Problem description:
Find the number of lines containing the string "image" in the data. Answer with the number by itself.

Listed entries Start Marker

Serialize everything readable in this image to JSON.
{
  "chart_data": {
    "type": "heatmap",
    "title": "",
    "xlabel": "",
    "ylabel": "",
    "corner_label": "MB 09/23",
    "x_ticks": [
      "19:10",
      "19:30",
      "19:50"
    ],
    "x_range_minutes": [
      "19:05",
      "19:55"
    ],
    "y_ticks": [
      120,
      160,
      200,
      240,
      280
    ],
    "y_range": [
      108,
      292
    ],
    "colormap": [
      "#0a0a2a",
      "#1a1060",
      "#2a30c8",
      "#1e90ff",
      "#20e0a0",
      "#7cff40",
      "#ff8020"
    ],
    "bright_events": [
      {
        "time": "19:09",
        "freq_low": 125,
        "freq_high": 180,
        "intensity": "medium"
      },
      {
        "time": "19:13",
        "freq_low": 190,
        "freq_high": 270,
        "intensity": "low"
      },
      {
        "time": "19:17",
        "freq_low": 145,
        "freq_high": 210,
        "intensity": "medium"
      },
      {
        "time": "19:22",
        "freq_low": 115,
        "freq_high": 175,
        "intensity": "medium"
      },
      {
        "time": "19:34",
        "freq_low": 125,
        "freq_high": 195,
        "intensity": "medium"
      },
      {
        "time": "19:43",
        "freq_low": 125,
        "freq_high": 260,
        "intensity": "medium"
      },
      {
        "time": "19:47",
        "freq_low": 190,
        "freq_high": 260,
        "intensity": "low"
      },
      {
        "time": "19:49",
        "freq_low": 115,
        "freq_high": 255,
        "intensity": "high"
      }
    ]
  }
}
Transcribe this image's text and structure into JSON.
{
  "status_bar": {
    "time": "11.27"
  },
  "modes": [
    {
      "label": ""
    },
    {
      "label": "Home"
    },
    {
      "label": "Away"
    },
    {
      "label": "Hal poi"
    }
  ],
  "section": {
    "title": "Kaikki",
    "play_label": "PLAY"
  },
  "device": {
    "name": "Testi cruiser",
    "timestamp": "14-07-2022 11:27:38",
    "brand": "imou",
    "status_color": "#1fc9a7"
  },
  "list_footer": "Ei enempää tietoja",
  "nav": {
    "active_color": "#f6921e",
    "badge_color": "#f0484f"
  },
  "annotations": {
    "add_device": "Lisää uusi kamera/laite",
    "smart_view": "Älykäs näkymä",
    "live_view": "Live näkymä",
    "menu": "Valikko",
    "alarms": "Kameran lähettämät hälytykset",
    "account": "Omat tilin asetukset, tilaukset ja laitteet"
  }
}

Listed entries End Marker

Reply to the task:
2